Melvin Anthony: Bodybuilding History And Competitive Hunger Are Largely Missing Today

Melvin Anthony believes that bodybuilders today don’t know enough about the sport’s history.

Melvin Anthony has previously stated in our earlier interview segment that bodybuilders today train very hard but could be training harder. Overall though – he believes that bodybuilders today are still extremely hard working and talented. The bigger problem, in his opinion, is that modern bodybuilders do not know enough about history, do not have enough camaraderie, and are not competitive enough. In our latest GI Exclusive, Melvin Anthony goes into detail about how a lack of bodybuilding history and hunger is hurting modern bodybuilding.

In this segment of our GI Exclusive interview, we started off by asking Melvin Anthony his thoughts on Women’s Bodybuilding. It’s a division that was near death only a few years ago but has since been revived by its return at the Olympia weekend. Anthony ultimately didn’t touch much on this topic in his answer. Instead, he expanded on a bigger issue he finds with modern bodybuilding. An issue that is directly related to the trials and tribulations of Women’s Bodybuilding and perhaps other divisions.

Melvin Anthony believes that Women’s Bodybuilding gets a bad rap for a few reasons – but the biggest is a lack of respect for muscle above all else – and a lack of respect for history. While many bodybuilding fans and young competitors certainly know the legends in the sport – Anthony worries that there is a lack of extensive knowledge of bodybuilding history. How can the new generation of bodybuilders break barriers if they don’t know what was done before them? How can you break the rules before you know where the rules came from?


Melvin Anthony had previously stated to us that bodybuilders train very hard today – but could be training harder. His words in our new segment today are an extension of that idea. He believes that it’s a lack of historical bodybuilding knowledge that prevents bodybuilders from training even harder and breaking new ground. Attention spans are so thin due to the instant response of internet and social media. It causes people to lose sight of the past. At least, that’s what Anthony believes.

The biggest irony behind this is that the internet can be used to gain more information more than ever. Melvin Anthony points out that bodybuilders today have the entire history of bodybuilding at their fingertips. Posing routines and competitions from each era can be watched on YouTube. Bodybuilding greats can be studied in a play-by-play detail. Not just the biggest legends but also the dozens of other great competitors who made big impressions in their era but perhaps didn’t land Ronnie Coleman status.

On top of this, Melvin Anthony believes that the hunger in competition has diminished. While his reasoning is purely anecdotal, he worries that bodybuilders are too willing to settle for sixth or third place before they even actually compete.

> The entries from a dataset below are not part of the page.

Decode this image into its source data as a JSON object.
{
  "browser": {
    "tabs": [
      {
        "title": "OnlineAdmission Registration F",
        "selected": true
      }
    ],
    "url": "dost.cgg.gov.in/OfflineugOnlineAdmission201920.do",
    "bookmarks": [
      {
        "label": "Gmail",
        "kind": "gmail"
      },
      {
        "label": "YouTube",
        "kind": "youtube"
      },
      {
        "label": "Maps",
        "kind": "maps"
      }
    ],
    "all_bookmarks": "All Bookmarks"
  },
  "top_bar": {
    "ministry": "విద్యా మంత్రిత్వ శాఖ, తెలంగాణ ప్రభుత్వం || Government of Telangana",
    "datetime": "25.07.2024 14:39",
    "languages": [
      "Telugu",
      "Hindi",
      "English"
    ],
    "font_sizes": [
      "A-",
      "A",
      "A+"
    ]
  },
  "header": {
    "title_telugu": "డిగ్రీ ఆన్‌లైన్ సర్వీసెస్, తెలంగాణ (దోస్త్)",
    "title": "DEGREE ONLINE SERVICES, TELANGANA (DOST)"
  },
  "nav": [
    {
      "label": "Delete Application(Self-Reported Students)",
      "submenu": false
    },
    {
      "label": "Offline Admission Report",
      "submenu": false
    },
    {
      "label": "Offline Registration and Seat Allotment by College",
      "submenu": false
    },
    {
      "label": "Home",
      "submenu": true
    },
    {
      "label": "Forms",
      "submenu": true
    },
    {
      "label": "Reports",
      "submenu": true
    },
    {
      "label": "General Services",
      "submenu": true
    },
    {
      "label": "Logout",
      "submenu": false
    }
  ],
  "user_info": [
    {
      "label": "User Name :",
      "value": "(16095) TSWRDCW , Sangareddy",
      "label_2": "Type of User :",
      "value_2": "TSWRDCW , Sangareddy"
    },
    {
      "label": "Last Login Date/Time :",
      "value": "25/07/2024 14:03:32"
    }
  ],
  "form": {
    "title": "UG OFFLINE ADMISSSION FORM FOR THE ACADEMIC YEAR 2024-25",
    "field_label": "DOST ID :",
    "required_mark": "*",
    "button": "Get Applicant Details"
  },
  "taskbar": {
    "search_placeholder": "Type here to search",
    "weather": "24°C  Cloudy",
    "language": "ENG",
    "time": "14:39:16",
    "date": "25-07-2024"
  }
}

Real champions, Anthony argues, will always believe they are the best. They will go into every competition thinking they will win until they don’t. If a competitor goes in thinking, “I hope to at least get third place.” They aren’t hungry enough.

Of course, there are likely still bodybuilders today with strong wills and hungry beliefs of victory. But from Melvin Anthony’s personal experience looking at modern bodybuilding – he doesn’t see it the same way as the past. Is he right? Or is he simply not looking in the right places? Or perhaps he’s not as in tune with current bodybuilding as he’s gotten older? It’s impossible to say with 100% certainty until this new era recedes into the past and is looked back on in retrospect.

You can watch Melvin Anthony talk about bodybuilding history and hunger to compete in our latest GI Exclusive interview segment above!

Derek Dufour
Derek Dufour has been managing all digital operations on the Generation Iron Network for over six years. He currently manages a team of editors, writers, and designers to provide up-to-date content across the GI Network.